    • May 15 2013: I am not so sure about detail because you can easily get lost.

      Could you give an example please? Maybe I see this different.
  • May 12 2013: Good Robert There are many sources of assistance Edward DeBono, Tony Buzan, Value Analysis, General Semantics, Nirenberg, etc. The only person we each can control is ourself - be creative.
    • May 15 2013: I like your last sentence. I see too many people put their energy in trying to control others while they do not have control about themselves.

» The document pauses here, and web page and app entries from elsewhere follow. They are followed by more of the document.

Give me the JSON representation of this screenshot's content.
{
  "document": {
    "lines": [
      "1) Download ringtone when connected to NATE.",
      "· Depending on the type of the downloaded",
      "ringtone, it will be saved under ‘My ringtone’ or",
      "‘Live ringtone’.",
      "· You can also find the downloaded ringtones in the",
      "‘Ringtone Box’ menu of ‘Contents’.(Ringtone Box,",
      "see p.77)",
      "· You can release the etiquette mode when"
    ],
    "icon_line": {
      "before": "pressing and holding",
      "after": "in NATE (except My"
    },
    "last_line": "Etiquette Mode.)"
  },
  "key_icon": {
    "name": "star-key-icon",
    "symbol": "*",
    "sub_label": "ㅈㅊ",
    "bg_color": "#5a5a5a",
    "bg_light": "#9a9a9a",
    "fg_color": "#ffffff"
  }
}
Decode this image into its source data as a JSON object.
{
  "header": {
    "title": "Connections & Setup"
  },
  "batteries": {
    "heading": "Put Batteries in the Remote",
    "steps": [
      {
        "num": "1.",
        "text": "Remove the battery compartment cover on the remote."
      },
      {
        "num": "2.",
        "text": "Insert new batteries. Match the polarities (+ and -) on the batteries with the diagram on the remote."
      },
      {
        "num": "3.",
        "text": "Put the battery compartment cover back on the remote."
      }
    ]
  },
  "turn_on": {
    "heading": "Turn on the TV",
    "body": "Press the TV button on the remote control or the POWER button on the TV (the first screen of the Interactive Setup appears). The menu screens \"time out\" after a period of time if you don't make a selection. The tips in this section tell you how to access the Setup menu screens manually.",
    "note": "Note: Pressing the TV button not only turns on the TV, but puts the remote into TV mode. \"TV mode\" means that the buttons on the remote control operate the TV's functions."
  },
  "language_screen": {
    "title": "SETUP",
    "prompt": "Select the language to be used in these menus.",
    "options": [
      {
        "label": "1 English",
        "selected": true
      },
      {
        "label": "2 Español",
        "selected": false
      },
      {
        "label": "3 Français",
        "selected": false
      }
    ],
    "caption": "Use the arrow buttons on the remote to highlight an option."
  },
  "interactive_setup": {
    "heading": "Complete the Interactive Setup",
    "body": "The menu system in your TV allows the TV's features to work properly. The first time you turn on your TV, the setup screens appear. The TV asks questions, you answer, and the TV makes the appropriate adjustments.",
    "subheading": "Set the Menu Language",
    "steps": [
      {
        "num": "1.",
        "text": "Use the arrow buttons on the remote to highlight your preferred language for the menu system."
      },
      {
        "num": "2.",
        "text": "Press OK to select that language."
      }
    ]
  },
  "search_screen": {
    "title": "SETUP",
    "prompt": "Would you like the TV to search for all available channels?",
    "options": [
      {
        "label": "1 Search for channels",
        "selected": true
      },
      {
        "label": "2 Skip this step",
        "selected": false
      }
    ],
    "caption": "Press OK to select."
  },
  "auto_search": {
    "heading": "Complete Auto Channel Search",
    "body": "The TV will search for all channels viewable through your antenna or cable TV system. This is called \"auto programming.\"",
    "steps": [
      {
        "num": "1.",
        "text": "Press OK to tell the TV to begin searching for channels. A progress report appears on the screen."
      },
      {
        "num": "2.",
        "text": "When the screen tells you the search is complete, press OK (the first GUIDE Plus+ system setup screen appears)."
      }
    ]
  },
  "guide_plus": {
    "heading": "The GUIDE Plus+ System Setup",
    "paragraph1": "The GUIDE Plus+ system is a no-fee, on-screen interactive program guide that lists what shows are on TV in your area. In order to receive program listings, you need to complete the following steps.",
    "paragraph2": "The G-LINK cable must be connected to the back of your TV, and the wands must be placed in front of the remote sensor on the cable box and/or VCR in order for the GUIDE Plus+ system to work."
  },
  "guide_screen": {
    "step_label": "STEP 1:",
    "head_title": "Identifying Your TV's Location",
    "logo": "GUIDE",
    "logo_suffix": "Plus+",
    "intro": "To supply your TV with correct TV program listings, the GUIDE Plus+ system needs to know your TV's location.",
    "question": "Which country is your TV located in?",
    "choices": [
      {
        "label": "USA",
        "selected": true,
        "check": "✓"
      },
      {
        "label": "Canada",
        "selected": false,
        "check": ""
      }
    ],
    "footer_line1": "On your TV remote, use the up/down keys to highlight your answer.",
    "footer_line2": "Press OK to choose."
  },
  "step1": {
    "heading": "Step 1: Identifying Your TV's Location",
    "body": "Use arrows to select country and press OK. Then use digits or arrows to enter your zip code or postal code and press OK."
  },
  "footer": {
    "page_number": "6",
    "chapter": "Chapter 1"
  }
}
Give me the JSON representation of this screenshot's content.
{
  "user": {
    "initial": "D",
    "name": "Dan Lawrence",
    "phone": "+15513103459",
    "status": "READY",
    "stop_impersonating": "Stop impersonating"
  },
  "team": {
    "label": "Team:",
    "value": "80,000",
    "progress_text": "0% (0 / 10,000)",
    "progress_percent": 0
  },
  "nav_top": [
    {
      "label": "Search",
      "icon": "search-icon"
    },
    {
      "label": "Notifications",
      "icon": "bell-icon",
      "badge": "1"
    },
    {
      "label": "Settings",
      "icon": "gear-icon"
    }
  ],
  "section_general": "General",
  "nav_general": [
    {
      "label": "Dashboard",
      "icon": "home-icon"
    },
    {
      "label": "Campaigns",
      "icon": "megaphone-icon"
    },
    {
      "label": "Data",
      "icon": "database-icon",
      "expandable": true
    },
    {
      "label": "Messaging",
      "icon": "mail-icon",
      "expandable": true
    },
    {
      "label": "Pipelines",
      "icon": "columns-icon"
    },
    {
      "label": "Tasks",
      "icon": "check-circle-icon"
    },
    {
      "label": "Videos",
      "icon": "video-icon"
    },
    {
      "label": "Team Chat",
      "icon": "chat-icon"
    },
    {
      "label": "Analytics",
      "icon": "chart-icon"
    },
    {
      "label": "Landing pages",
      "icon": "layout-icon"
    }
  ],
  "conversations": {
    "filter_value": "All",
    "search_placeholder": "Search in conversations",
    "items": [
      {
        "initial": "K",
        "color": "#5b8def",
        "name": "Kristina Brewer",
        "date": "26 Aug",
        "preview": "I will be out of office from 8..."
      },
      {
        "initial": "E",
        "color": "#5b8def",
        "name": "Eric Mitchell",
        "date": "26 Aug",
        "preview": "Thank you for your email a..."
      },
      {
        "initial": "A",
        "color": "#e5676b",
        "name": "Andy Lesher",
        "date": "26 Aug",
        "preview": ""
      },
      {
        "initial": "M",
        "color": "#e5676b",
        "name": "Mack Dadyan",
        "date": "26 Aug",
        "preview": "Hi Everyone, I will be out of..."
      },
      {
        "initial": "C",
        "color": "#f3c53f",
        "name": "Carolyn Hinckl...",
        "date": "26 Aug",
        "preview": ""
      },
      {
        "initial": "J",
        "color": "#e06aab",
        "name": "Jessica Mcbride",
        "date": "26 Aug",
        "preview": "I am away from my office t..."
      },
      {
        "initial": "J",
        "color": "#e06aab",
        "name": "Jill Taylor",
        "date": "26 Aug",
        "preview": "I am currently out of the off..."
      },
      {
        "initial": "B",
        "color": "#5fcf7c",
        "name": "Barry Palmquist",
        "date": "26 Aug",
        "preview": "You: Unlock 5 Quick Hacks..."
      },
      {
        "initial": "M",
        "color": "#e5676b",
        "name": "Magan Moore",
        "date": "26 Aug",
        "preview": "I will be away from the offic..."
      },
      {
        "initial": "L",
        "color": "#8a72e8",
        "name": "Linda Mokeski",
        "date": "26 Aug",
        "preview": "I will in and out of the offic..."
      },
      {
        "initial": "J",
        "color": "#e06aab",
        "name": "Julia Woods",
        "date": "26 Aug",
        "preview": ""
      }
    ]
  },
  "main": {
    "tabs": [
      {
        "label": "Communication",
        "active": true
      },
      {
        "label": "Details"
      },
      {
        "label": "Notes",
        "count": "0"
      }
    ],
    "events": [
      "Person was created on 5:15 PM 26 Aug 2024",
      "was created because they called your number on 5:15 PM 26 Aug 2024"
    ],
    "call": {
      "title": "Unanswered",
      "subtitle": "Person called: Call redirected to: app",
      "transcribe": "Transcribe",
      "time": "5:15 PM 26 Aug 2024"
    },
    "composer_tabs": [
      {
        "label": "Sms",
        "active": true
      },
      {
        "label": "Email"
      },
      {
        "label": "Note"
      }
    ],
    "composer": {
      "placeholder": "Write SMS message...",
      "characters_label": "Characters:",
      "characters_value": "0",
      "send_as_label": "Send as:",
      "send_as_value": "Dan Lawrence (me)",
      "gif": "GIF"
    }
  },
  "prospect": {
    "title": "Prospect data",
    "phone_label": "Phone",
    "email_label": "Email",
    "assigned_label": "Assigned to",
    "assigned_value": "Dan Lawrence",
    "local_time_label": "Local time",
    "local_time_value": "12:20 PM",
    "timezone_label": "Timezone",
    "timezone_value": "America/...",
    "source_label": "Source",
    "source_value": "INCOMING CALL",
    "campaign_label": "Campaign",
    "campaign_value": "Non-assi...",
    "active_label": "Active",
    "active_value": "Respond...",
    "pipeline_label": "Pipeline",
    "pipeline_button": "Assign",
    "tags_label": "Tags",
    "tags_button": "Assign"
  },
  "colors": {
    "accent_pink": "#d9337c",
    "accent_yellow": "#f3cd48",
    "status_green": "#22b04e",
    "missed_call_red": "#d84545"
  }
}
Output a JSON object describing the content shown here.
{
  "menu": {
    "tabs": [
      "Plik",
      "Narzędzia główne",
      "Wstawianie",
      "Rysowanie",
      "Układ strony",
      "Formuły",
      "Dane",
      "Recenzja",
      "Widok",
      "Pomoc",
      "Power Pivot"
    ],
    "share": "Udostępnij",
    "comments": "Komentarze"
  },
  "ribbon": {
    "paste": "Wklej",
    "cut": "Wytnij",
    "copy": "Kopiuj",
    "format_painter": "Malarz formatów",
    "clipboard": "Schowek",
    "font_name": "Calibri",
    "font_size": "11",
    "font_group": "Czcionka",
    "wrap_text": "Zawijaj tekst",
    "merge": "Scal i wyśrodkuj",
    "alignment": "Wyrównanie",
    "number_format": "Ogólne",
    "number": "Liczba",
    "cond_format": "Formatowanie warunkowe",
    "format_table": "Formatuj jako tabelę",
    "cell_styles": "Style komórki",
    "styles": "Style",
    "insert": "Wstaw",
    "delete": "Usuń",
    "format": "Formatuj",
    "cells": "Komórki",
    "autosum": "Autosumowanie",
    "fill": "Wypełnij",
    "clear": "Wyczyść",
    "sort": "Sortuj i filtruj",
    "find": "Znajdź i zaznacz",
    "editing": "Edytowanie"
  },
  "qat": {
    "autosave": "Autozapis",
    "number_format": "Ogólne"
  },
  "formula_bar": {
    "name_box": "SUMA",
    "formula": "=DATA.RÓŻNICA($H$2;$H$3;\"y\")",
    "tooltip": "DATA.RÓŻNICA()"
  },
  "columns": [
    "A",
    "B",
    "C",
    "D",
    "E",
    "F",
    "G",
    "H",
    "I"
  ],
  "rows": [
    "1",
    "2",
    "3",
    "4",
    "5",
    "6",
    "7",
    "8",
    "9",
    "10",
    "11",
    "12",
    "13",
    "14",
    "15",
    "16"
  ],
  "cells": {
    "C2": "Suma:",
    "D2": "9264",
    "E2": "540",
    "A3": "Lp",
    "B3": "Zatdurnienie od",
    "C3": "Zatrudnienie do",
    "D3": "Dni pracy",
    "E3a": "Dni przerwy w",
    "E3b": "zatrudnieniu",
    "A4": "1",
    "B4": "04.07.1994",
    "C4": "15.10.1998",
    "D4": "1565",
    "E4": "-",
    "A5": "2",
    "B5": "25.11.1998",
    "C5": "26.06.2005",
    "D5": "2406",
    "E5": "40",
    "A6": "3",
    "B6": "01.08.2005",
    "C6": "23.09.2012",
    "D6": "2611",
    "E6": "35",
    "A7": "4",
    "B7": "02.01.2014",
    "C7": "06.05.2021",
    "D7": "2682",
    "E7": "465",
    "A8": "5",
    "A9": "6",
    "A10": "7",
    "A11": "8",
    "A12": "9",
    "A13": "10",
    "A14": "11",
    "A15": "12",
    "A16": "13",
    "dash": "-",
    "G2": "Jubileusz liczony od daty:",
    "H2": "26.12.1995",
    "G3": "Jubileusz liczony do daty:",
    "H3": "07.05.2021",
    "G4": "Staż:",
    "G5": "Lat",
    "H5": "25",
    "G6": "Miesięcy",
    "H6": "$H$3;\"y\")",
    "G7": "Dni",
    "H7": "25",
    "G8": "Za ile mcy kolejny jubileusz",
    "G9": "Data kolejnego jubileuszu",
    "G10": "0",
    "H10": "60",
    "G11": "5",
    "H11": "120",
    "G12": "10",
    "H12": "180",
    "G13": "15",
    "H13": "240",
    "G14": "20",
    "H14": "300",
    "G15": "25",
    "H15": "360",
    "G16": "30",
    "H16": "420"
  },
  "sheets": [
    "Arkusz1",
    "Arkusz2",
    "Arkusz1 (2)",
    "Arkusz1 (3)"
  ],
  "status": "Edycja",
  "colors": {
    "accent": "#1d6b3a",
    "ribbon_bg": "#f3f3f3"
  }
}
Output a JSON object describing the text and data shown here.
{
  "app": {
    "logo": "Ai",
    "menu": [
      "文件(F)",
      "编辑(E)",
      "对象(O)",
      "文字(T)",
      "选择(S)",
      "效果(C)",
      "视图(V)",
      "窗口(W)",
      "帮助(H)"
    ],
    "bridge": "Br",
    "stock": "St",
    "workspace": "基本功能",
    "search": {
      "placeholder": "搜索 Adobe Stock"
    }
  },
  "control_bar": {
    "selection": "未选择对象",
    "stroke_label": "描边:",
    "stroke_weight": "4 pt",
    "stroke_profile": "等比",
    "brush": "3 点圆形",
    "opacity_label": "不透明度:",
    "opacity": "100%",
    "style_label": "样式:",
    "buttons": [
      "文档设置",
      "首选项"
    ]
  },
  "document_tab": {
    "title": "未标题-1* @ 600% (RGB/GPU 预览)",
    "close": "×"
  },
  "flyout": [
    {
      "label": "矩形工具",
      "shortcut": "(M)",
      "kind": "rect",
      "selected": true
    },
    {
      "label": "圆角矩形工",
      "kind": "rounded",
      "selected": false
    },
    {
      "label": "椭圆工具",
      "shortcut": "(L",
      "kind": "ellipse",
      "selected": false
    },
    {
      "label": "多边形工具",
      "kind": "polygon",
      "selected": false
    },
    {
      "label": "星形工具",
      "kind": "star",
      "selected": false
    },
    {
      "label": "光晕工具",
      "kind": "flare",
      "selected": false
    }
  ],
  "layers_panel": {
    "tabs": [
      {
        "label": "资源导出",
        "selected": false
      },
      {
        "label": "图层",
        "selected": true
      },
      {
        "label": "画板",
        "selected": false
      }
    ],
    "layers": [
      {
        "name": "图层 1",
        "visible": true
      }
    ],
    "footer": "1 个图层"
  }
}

      • May 15 2013: Thank you - since no one else is interested in your creativity - you need to enhance it yourself witth a reading list like the one from two days ago., but most people don't seem to really want more creativity in their lives.